    …thinking that to save face, Romney’s campaign would rather arrange for Romney to speak to zero people in an abandoned warehouse, than have the media report him speaking to the thirteen or fourteen folks who would actually leave their homes to listen to him…all of this while Ron Paul is drawing thousands, rain or shine…

  • Edgewise

    ” Answer those questions and you’ve taken care of the non-rich….”

    Hmm… Then again–well, here might be a little something for your reader (and you? [and, perhaps, anyone else as well?]) to take into consideration:

    (Might also be helpful to take nite of some readers” comments, too…)

  • I am tired of the “eat the rich” argument. I am not rich. May never be, although I am damn sure going to try to ethically and morally get there.

    I’ll never retire if I don’t get rich. I am okay with that too….at least now. Check back with me in about 25 years or so, I may have a different perspective if I’m not in some Soviet-style gulag.
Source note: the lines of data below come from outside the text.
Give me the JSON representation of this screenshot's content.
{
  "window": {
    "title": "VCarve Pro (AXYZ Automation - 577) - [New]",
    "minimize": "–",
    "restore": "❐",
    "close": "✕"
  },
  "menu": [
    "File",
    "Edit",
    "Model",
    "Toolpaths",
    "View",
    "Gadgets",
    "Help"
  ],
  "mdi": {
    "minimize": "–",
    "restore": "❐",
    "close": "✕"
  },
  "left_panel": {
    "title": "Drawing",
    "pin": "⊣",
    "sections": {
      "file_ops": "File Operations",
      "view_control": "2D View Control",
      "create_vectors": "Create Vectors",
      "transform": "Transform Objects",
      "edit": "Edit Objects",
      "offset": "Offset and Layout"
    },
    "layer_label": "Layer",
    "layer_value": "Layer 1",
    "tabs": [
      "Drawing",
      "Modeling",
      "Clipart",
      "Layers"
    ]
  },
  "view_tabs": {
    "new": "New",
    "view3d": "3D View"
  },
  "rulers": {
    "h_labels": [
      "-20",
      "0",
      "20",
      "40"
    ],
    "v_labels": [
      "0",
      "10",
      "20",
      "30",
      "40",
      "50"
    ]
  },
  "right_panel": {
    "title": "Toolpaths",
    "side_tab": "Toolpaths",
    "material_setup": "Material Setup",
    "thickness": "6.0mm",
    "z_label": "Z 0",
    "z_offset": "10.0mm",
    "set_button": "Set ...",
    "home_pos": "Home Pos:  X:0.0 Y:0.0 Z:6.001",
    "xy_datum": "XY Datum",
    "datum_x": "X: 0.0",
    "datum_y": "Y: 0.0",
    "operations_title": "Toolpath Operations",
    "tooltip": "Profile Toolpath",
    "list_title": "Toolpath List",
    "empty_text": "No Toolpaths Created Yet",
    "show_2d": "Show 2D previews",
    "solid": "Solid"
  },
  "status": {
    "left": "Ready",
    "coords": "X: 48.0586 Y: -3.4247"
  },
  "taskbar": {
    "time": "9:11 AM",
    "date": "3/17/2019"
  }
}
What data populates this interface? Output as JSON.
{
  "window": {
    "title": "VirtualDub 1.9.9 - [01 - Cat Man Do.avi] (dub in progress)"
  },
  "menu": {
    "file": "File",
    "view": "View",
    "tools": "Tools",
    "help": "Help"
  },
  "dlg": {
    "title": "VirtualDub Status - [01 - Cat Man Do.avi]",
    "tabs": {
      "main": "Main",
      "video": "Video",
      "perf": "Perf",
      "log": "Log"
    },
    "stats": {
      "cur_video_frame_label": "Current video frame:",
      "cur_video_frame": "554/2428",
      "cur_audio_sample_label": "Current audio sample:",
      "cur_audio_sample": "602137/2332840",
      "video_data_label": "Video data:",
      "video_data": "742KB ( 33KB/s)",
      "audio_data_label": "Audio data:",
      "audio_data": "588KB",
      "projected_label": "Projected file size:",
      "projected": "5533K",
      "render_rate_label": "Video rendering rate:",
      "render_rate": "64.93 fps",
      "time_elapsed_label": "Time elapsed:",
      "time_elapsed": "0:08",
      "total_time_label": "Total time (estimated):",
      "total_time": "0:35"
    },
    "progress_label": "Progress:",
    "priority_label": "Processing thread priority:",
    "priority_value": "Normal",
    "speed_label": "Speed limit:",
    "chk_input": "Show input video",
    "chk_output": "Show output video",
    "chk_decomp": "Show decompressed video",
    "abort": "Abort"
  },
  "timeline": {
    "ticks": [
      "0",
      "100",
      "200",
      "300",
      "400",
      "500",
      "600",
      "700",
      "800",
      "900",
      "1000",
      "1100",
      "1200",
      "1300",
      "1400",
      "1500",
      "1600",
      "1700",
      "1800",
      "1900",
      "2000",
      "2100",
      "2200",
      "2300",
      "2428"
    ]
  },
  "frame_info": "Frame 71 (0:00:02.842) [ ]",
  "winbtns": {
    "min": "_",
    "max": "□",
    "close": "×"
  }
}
    It’s been said time and time again by many different people, if the central Federal goverment seized all capital of each and every millionaire and billionaire right now, it would equal a drop in the bucket in regards to the deficit it has made for itself. But “eat the rich” resonates with the dumb masses, so that’s the mantra that keeps getting chanted constantly and Tyrant Obama will get re-elected because of attitudes like that.

    Enjoy it. I won’t.

    • Ted Seeber

      I am for the “eat the rich” argument to some extent- but I think I’ll be retiring to the same gulag as you because I don’t follow the kill-all-children-in-the-womb orthodoxy.

  • Good to hear, CP.

    The poor are too lowfat for my tastes. Give me an insurance executive stewed in his own juices!

    • ds

      I’m a fashion designer and a father. I’m Robert Comstock and I eat Mormons.

      • Rich Fader

        Mormons? They’re rather bland, aren’t they?